The long and twisty highway that led us to today’s computer industry is littered with the wreckage of companies offering truly breakthrough technology that required “only a slight software change” to work. None of the current players will make the same mistake. Solutions coming to market will have identical semantics to DRAM and will not require any code changes to work, requiring, at most, a system-level driver equivalent that will come with the system firmware package. First to market will likely be Diablo Technologies’ Memory1, which uses system-level firmware to allow on-DIMM flash to be accessed with memory semantics.
The end game for an SCM DRAM replacement would be something that is at least as fast as DRAM that would not require the intermediation of firmware and combination with DRAM cache to achieve DRAM performance. Right now, the only viable technologies in this class on any credible trajectory to real-world SCM products are Nantero’s carbon nanotube memory and several flavours of resistive RAM, which have been demonstrated at various stages of prototype development. Memristors would also be a good match if they can ever be produced in volume.
Merging memory and storage tiers
The horizon use case for SCM is to allow persistent memory semantics in the main system to address space. Having the ability to allow software to treat a portion of the system to address space as persistent has the potential to totally change the architectures supporting a wide range of problems. The eventual result will be computing systems that have only a single tier of storage – merged DRAM and SCM for both dynamic and persistent data – with the file or object-level tier completely disappearing.
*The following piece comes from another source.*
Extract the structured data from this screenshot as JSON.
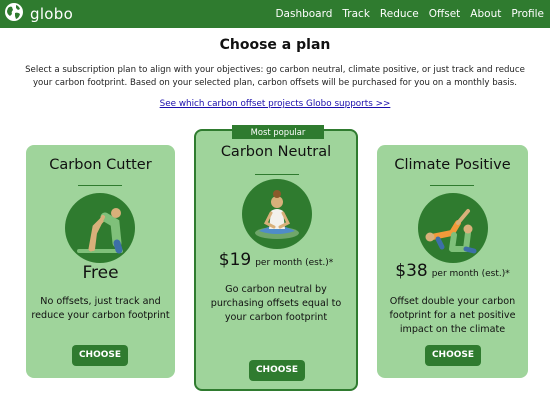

The resultant software will be greatly simplified and costs reduced as a whole layer of architecture – the external storage layer and its attendant network, complexity, and most of its management cost – vanishes.
This transition will probably be an evolution over a decade in the making, involving changes in systems design, applications, operating systems and, most importantly, the architectural thinking of generations of practitioners.
This is an edited extract from the Forrester report, “Brief: Storage wars will deliver extreme speed sooner than expected”, by Richard Fichera.